A boy trudged through the snow one cold evening in Connecticut around 1820. He spied the town’s “”little brown Episcopalian church lit up like a beacon in the early darkness,” says historian Debby Applegate.
The boy was no Episcopalian. He attended the Congregational church led by the renowned preacher, Lyman Beecher, his dad. Applegate says the boy, Henry Ward Beecher, “was irresistibly drawn to the open door of the church, and as he peered in he was shocked to find candles blazing at every window; boughs of spruce, pine, and arborvitae twined around the pews; and a choir singing blissfully about the birth of Christ. He had never seen such a spectacle, certainly not in his father’s austere meetinghouse, and he could not imagine what it meant.”
This peak through the Episcopalian door provided Henry a “dazzling vision” of Christmas. It would be his only experience of Christmas as a child. Christmas “was not known in the house of my father, for he was a Puritan of the Puritans,” Henry said years later. “I never heard of Santa Claus when I was a boy. I never hung up a stocking. I feel bad about it to this day.”

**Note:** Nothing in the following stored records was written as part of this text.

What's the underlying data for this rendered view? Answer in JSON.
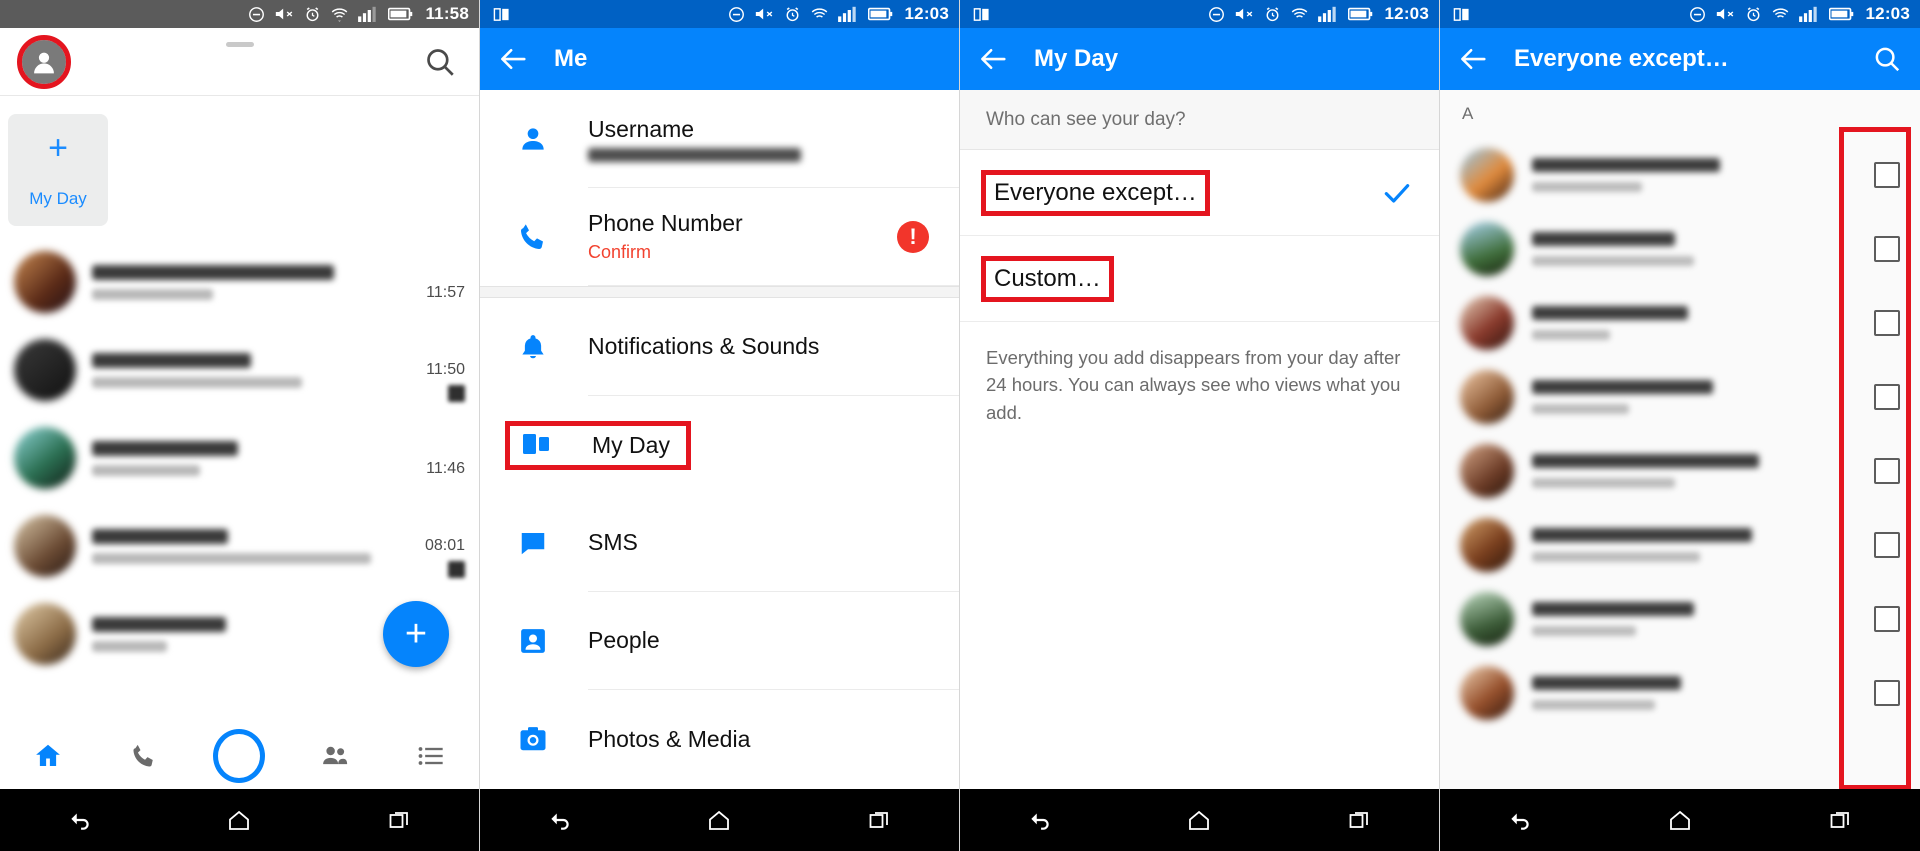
{
  "panels": {
    "chats": {
      "status": {
        "time": "11:58",
        "icons": [
          "dnd-icon",
          "mute-icon",
          "alarm-icon",
          "wifi-icon",
          "signal-icon",
          "battery-icon"
        ]
      },
      "avatar_icon": "profile-avatar-icon",
      "search_icon": "search-icon",
      "my_day": {
        "plus": "+",
        "label": "My Day"
      },
      "rows": [
        {
          "time": "11:57",
          "unread": false
        },
        {
          "time": "11:50",
          "unread": true
        },
        {
          "time": "11:46",
          "unread": false
        },
        {
          "time": "08:01",
          "unread": true
        },
        {
          "time": "",
          "unread": false
        }
      ],
      "fab_label": "+",
      "nav": [
        {
          "name": "home",
          "icon": "home-icon",
          "active": true
        },
        {
          "name": "calls",
          "icon": "phone-icon",
          "active": false
        },
        {
          "name": "camera",
          "icon": "camera-circle-icon",
          "active": false
        },
        {
          "name": "people",
          "icon": "people-icon",
          "active": false
        },
        {
          "name": "more",
          "icon": "list-icon",
          "active": false
        }
      ]
    },
    "me": {
      "status": {
        "time": "12:03",
        "icons": [
          "multiwindow-icon",
          "dnd-icon",
          "mute-icon",
          "alarm-icon",
          "wifi-icon",
          "signal-icon",
          "battery-icon"
        ]
      },
      "back_icon": "back-arrow-icon",
      "title": "Me",
      "items": [
        {
          "label": "Username",
          "icon": "person-icon",
          "sub_type": "blur",
          "sub": ""
        },
        {
          "label": "Phone Number",
          "icon": "phone-icon",
          "sub_type": "red",
          "sub": "Confirm",
          "warning": "!"
        },
        {
          "label": "Notifications & Sounds",
          "icon": "bell-icon",
          "sub_type": "none",
          "sub": ""
        },
        {
          "label": "My Day",
          "icon": "myday-icon",
          "sub_type": "none",
          "sub": "",
          "highlighted": true
        },
        {
          "label": "SMS",
          "icon": "sms-icon",
          "sub_type": "none",
          "sub": ""
        },
        {
          "label": "People",
          "icon": "contacts-icon",
          "sub_type": "none",
          "sub": ""
        },
        {
          "label": "Photos & Media",
          "icon": "photo-camera-icon",
          "sub_type": "none",
          "sub": ""
        }
      ]
    },
    "myday": {
      "status": {
        "time": "12:03",
        "icons": [
          "multiwindow-icon",
          "dnd-icon",
          "mute-icon",
          "alarm-icon",
          "wifi-icon",
          "signal-icon",
          "battery-icon"
        ]
      },
      "back_icon": "back-arrow-icon",
      "title": "My Day",
      "section_header": "Who can see your day?",
      "options": [
        {
          "label": "Everyone except…",
          "selected": true,
          "highlighted": true
        },
        {
          "label": "Custom…",
          "selected": false,
          "highlighted": true
        }
      ],
      "note": "Everything you add disappears from your day after 24 hours. You can always see who views what you add."
    },
    "picker": {
      "status": {
        "time": "12:03",
        "icons": [
          "multiwindow-icon",
          "dnd-icon",
          "mute-icon",
          "alarm-icon",
          "wifi-icon",
          "signal-icon",
          "battery-icon"
        ]
      },
      "back_icon": "back-arrow-icon",
      "title": "Everyone except…",
      "search_icon": "search-icon",
      "section_letter": "A",
      "contacts": [
        {
          "checked": false
        },
        {
          "checked": false
        },
        {
          "checked": false
        },
        {
          "checked": false
        },
        {
          "checked": false
        },
        {
          "checked": false
        },
        {
          "checked": false
        },
        {
          "checked": false
        }
      ]
    }
  },
  "android_nav": [
    {
      "name": "back",
      "icon": "android-back-icon"
    },
    {
      "name": "home",
      "icon": "android-home-icon"
    },
    {
      "name": "recents",
      "icon": "android-recents-icon"
    }
  ],
  "colors": {
    "primary": "#0584fc",
    "primary_dark": "#0061c4",
    "highlight": "#e4151f",
    "danger": "#f2352b",
    "status_dark": "#5b5b5b"
  }
}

In a day when some American Christians worry about Christ being taken out of Christmas, it is good to remember that December 25 has not always been a sumptuous day of joy to some Christ followers. As Applegate says in her Pulitzer Prize-winning book, The Most Famous Man in America: The Biography of Henry Ward Beecher:
When Henry was a boy, his faith in his father was so deeply ingrained that it never occurred to him to ask why they did not celebrate Christmas. If he had, Lyman’s answer would have been unequivocal. As an orthodox Calvinist, Lyman Beecher interpreted the Bible literally, as solid fact, and there was nothing in the Scriptures to suggest that Christ was born on December 25. And even if there were, the day would be an occasion for solemn prayer, not sensual frivolity. Why, the Beechers didn’t even celebrate their own birthdays.
Be thankful most of us have moved beyond the type of faith lived by the elder Beecher. The birth of Jesus is cause for celebration. Bring out the song and sing like the angels did upon the birth of Christ so many years ago. Decorate your churches, homes, and businesses because we recall on December 25 something wonderful that happened long ago yet is so present with us. Be loud and bright because joy causes exaltations of spirit.
But also make room for the quiet -- prayer to the Father of it all, meditation on the magnificence of it all. And, as we pray, we may ask that God will help us to remember that with each day of life we have a chance to allow the beauty and brightness of Jesus to shine through us -- that Christmas is one day that should inspire all of our days.
And suddenly there was with the angel a multitude of the heavenly host, praising God and saying,
“Glory to God in the highest heaven,
and on earth peace among those whom he favors!”
(Luke 2:13-14, NRSV)